Rural Math Collaborative: Providing tailored programs and strategies to boost math achievement

Since the adoption of California’s new Mathematics Framework, the Rural Math Collaborative (RMC) has made significant strides in its efforts to improve math education in small, rural local educational agencies.

Led by Lake County and Butte County in partnership with the California Collaborative for Educational Excellence, the RMC comprises 20 counties working to build high-quality professional development and coaching, professional learning networks (PLN) focused on mathematics instruction, and interventions based on the specific needs faced by small, rural and isolated support providers.

“When we are so rural and remote, it gets hard to access some of this professional learning that’s out there,” said Kim Ferguson, RMC lead coordinator and Lake County Office of Education learning support specialist.

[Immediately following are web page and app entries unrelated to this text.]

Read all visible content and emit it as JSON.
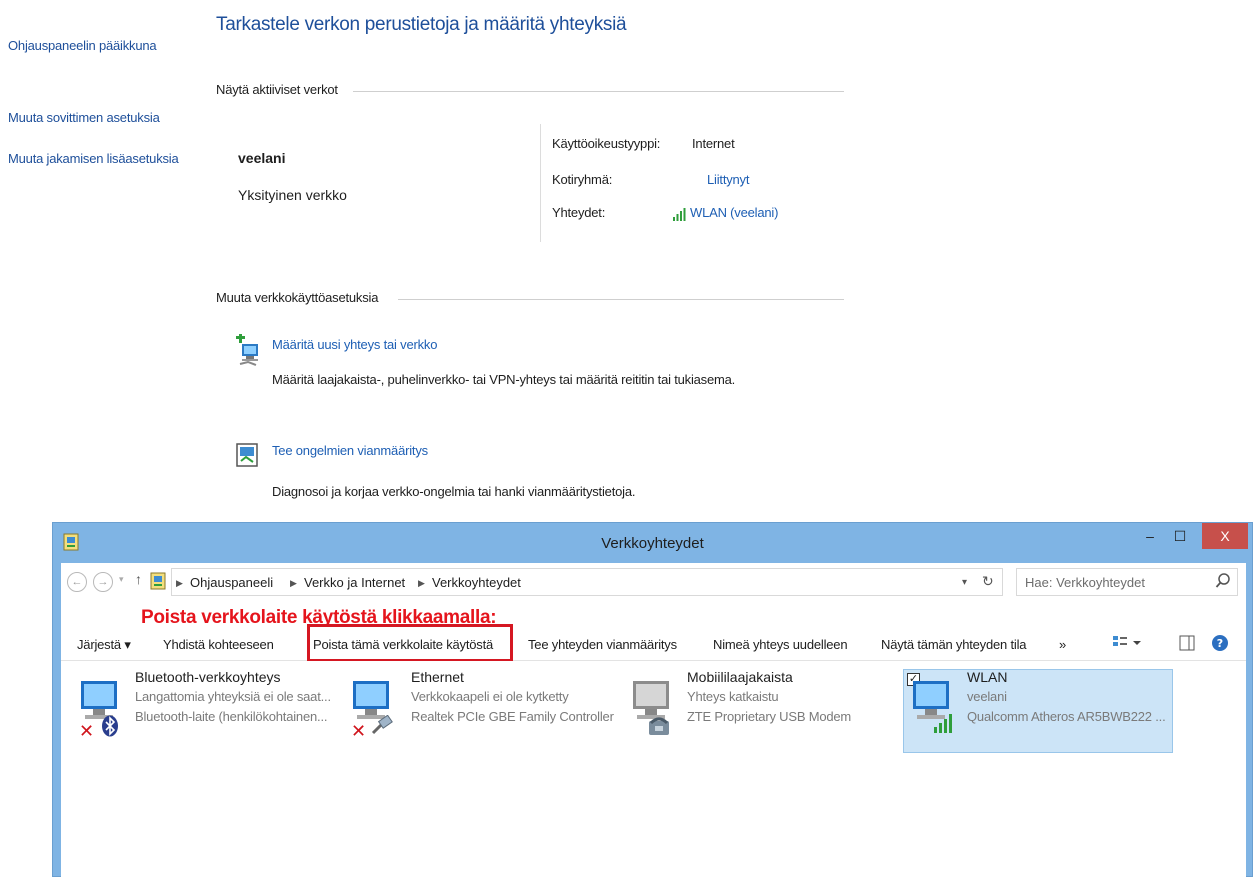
{
  "sidebar": {
    "items": [
      "Ohjauspaneelin pääikkuna",
      "Muuta sovittimen asetuksia",
      "Muuta jakamisen lisäasetuksia"
    ]
  },
  "main": {
    "title": "Tarkastele verkon perustietoja ja määritä yhteyksiä",
    "active_section": "Näytä aktiiviset verkot",
    "network": {
      "name": "veelani",
      "type": "Yksityinen verkko",
      "access_type_label": "Käyttöoikeustyyppi:",
      "access_type_value": "Internet",
      "homegroup_label": "Kotiryhmä:",
      "homegroup_value": "Liittynyt",
      "connections_label": "Yhteydet:",
      "connections_value": "WLAN (veelani)"
    },
    "change_section": "Muuta verkkokäyttöasetuksia",
    "tasks": [
      {
        "title": "Määritä uusi yhteys tai verkko",
        "desc": "Määritä laajakaista-, puhelinverkko- tai VPN-yhteys tai määritä reititin tai tukiasema."
      },
      {
        "title": "Tee ongelmien vianmääritys",
        "desc": "Diagnosoi ja korjaa verkko-ongelmia tai hanki vianmääritystietoja."
      }
    ]
  },
  "window": {
    "title": "Verkkoyhteydet",
    "minimize": "–",
    "maximize": "☐",
    "close": "X",
    "breadcrumb": [
      "Ohjauspaneeli",
      "Verkko ja Internet",
      "Verkkoyhteydet"
    ],
    "search_placeholder": "Hae: Verkkoyhteydet",
    "annotation": "Poista verkkolaite käytöstä klikkaamalla:",
    "commands": [
      "Järjestä ▾",
      "Yhdistä kohteeseen",
      "Poista tämä verkkolaite käytöstä",
      "Tee yhteyden vianmääritys",
      "Nimeä yhteys uudelleen",
      "Näytä tämän yhteyden tila",
      "»"
    ],
    "adapters": [
      {
        "name": "Bluetooth-verkkoyhteys",
        "status": "Langattomia yhteyksiä ei ole saat...",
        "device": "Bluetooth-laite (henkilökohtainen..."
      },
      {
        "name": "Ethernet",
        "status": "Verkkokaapeli ei ole kytketty",
        "device": "Realtek PCIe GBE Family Controller"
      },
      {
        "name": "Mobiililaajakaista",
        "status": "Yhteys katkaistu",
        "device": "ZTE Proprietary USB Modem"
      },
      {
        "name": "WLAN",
        "status": "veelani",
        "device": "Qualcomm Atheros AR5BWB222 ..."
      }
    ]
  },
  "colors": {
    "accent": "#1e5fb4",
    "titlebar": "#7fb4e4",
    "annotation": "#e5141c"
  }
}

Lesson study — a collaborative process that facilitates planning, analysis and continuous improvement of instructional practices through observation, evaluation of student learning and goal-setting — has been key to expanding the capacity for this work.

“The biggest thing is we’re building capacity for ongoing continuous improvement in mathematics,” Ferguson said. “I know in my county I’ve been able to create a system that didn’t exist before for a lesson study. I have some facilitators in training that shadowed me this last year, and next year they’re willing to take on a team. So, that’s really exciting to see schools that didn’t necessarily have those processes in place where it’s a collaborative culture and I’m seeing it start to take off.”

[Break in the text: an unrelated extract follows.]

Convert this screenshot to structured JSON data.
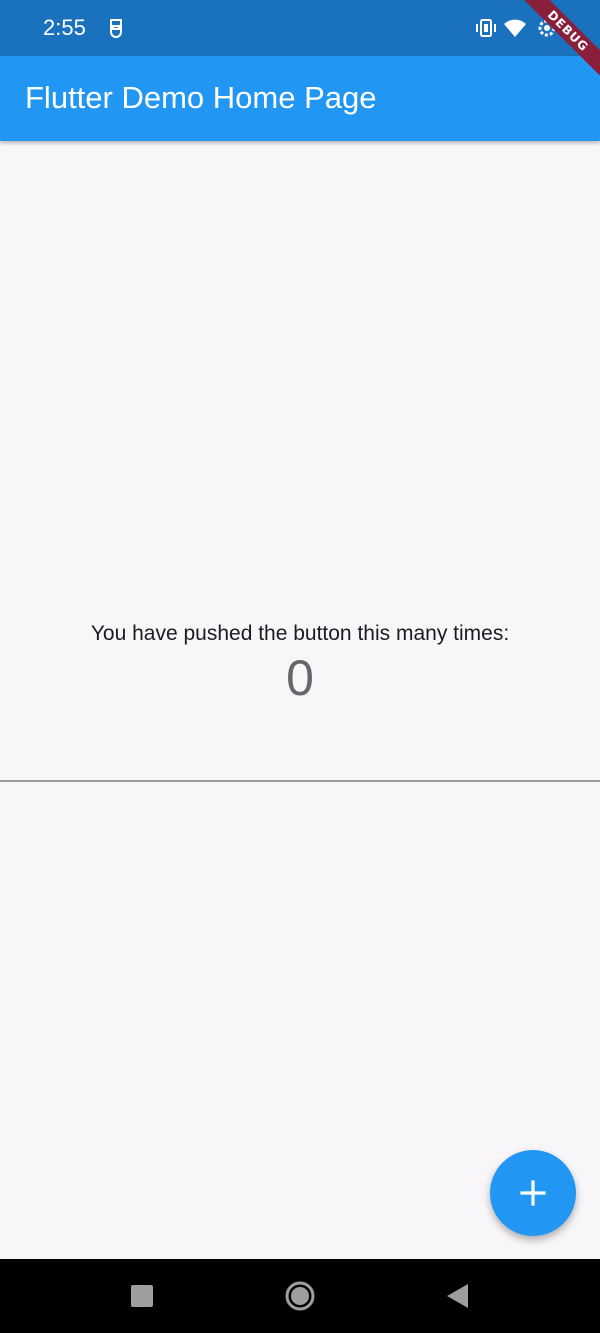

The goals of the RMC are to:

  • Build capacity in California’s rural counties to support math instruction and improve the culture of math education in rural communities.
  • Instill positive changes in attitudes and dispositions about math to promote greater student and teacher efficacy.
  • Support teachers in the mindset shift from deficit-based, remedial approaches to asset-based acceleration approaches.

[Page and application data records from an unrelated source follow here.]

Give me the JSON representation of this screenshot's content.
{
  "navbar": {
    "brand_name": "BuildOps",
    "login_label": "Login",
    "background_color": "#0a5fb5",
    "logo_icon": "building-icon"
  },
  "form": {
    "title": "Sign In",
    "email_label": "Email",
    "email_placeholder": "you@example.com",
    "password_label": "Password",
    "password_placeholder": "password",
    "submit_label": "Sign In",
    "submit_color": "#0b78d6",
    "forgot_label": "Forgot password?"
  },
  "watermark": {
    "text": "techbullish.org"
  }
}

To accomplish these, the RMC developed partnerships with the Chico Math Project at California State University, Chico, and the California Mathematics Project: North Coast at CSU Sonoma.

In developing a system to support math achievement, Ferguson said the collaborative landed on four main areas: lesson study, intervention, coaching and asynchronous modules.

Lesson study

This prong aims to support teachers to thoughtfully implement change in their classroom. “It’s always about keeping the students in the center of that lesson study design,” Ferguson said.


Originally, this prong included the K-8 Intervention Program Spring Math Pilot and a high-impact online tutoring program for students grades 9-12. However, Ferguson said that the data was not showing positive outcomes. As a result, now in year two of implementation, the shift has been made to a Concrete-Representational-Abstract (CRA) program called Do the Math for the small group instruction.

“We’ve gone in two directions on that. Our original design was all around high-impact tutoring and creating a system where we would train people in high-impact tutoring in each of the counties, and then those county people would then train tutors,” Ferguson said. “Well, we found that in our rural remote areas, we lacked the human capital.” That led to the creation of more flexible models, including in-classroom small group instruction sessions focused on math interventions for younger children.  “We’ve found that it’s getting some traction,” she continued. “Teachers are really appreciating having a tool for that small group instruction.”


This prong focuses on creating a system of support to build or better use teachers on special assignment (TOSAs) and instructional coaches to improve math instruction.

Asynchronous modules

This prong provides access to monthly online professional development on topics such as data science, social-emotional learning, number sense and Multi-Tiered Systems of Supports. “Once the [math] framework was adopted, we started creating some in-person sessions and then follow ups that both get that information to the administrators in our 20 counties and then to our teachers as well,” Ferguson said. “Because we are rural and remote, we also lack people — you can’t be everywhere all at once. So, sometimes we have things like our technology where a lot of our PLNs are virtual and recorded so that people can watch it afterward if they weren’t able to be there. That’s been really important, being flexible.”